December 3, 2010 | by Andrew Kameka
Skype is a leader in video chat, but it hasn’t been available on Android since the company’s spat with third-party client Fring. After Nimbuzz was asked to remove Skype from its application months later, I suggested that Skype was embracing a business strategy built on control and exclusivity.
Could mobile video chat be part of that strategy?
GigaOM Mobile’s Ryan Lawler reports that Skype is adding 20-30 members to its mobile engineering team, though the company obviously didn’t reveal why. But Lawler, like any sane person would, can’t help but suggest that this could be Skype adding manpower to build video chat into its mobile applications.
Skype video chat is an in-demand service, with 4 out of 10 calls on the desktop being video-based. However, the absence of a video chat client has become increasingly frustrating in an era where front-facing cameras are appearing on popular smartphones. A video demo I made of Skype mobile-to-desktop amassed more than 100,000 views, and the Androinica YouTube account has been cluttered with comments and messages from people asking how to do it since Fring was blocked from accessing Skype.
The recent wave of hiring could just be that Skype needs more people to increase compatibility of its voice-calling apps. The Android version is currently inaccessible to about 17% of Android users, and there is currently no app for Windows Phone 7. But it’s also possible that Skype recognized the growing demand and potential value of mobile video calling.

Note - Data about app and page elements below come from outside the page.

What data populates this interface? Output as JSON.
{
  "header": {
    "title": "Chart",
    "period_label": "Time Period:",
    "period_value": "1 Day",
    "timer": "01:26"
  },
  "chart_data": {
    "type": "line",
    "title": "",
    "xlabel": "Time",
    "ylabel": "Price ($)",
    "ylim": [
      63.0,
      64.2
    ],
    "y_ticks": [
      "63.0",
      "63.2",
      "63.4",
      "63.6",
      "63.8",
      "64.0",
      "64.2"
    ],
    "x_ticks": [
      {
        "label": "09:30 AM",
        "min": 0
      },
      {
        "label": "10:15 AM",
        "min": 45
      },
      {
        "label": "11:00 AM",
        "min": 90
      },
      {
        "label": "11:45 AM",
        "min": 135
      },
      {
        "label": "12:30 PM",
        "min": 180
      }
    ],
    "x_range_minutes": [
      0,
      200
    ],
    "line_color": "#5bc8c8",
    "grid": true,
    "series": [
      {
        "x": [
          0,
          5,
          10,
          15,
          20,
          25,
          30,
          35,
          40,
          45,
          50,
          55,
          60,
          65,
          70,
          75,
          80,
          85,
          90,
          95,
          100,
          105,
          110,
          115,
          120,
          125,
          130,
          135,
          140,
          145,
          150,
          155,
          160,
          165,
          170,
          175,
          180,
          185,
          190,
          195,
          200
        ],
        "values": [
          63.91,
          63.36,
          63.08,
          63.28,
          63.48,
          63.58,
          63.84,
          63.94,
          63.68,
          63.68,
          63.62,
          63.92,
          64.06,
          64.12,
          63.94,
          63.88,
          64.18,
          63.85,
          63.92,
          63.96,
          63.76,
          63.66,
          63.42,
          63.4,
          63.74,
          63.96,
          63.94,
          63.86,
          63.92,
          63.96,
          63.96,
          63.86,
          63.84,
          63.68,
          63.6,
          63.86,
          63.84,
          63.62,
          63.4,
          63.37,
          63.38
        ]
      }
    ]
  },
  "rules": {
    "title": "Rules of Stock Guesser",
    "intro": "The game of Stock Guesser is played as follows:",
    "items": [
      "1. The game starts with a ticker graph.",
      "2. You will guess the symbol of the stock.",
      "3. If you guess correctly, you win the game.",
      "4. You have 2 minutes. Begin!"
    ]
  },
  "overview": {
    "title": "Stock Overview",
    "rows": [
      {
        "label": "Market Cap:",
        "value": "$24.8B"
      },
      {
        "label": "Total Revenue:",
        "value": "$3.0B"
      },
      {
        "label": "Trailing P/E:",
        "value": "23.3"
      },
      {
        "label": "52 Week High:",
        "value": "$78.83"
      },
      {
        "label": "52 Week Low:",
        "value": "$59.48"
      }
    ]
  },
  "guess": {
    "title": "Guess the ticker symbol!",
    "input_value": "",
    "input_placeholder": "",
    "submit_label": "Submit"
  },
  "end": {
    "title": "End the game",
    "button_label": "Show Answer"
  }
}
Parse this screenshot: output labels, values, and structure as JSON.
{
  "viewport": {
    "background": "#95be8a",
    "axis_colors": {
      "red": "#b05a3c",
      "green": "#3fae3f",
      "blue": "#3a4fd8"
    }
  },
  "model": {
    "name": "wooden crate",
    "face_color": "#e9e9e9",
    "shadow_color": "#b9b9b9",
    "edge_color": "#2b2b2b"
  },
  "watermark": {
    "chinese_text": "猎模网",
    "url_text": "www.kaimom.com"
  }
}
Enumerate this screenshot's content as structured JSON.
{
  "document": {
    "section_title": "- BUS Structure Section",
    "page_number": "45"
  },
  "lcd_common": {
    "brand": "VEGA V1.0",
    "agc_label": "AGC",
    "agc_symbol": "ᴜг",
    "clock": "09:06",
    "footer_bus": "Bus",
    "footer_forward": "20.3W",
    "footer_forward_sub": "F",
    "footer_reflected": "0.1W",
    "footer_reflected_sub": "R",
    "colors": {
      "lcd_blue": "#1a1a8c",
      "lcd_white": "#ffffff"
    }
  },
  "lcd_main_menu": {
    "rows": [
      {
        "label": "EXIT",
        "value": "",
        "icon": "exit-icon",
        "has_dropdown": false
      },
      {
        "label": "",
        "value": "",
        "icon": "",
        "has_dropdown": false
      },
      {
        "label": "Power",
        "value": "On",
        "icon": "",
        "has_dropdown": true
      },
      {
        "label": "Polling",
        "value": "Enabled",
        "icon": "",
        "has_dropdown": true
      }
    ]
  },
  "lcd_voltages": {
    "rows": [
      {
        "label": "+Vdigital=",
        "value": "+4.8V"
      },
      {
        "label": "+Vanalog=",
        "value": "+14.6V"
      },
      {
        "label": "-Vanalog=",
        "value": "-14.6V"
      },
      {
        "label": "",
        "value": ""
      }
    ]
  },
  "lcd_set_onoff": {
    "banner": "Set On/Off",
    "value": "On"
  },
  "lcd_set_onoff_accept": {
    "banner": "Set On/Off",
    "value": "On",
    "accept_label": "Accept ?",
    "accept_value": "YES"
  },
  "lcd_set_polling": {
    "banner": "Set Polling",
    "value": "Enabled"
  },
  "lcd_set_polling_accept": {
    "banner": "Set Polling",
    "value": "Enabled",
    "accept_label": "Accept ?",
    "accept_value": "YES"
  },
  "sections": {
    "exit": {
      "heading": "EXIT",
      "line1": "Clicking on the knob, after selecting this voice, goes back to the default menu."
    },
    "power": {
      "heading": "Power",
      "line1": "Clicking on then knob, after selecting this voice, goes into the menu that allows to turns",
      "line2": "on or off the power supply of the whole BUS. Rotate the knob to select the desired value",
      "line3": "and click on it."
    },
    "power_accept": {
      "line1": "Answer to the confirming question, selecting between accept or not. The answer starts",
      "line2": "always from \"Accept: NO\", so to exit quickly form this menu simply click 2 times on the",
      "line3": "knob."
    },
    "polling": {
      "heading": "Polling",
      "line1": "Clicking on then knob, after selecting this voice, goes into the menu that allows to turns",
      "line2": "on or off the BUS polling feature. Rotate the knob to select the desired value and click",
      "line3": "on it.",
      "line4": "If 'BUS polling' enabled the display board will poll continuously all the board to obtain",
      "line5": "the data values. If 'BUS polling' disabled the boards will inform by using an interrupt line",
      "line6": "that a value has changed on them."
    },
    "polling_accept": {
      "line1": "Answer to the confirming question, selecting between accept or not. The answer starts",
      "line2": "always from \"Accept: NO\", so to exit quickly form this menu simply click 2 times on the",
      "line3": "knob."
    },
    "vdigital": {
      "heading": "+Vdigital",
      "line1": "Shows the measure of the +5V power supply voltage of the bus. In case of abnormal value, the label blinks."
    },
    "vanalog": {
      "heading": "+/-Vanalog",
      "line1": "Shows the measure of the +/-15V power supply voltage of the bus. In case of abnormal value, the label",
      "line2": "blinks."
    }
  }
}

Hiring 20 new engineers could accelerate Skype’s attempt to catch-up to Fuze, Yahoo! and other competitors.
Skype claimed back in May that it planned to “set the bar” on video calls and do it this year, but the clock is running out. Let’s hope they meet their timeline.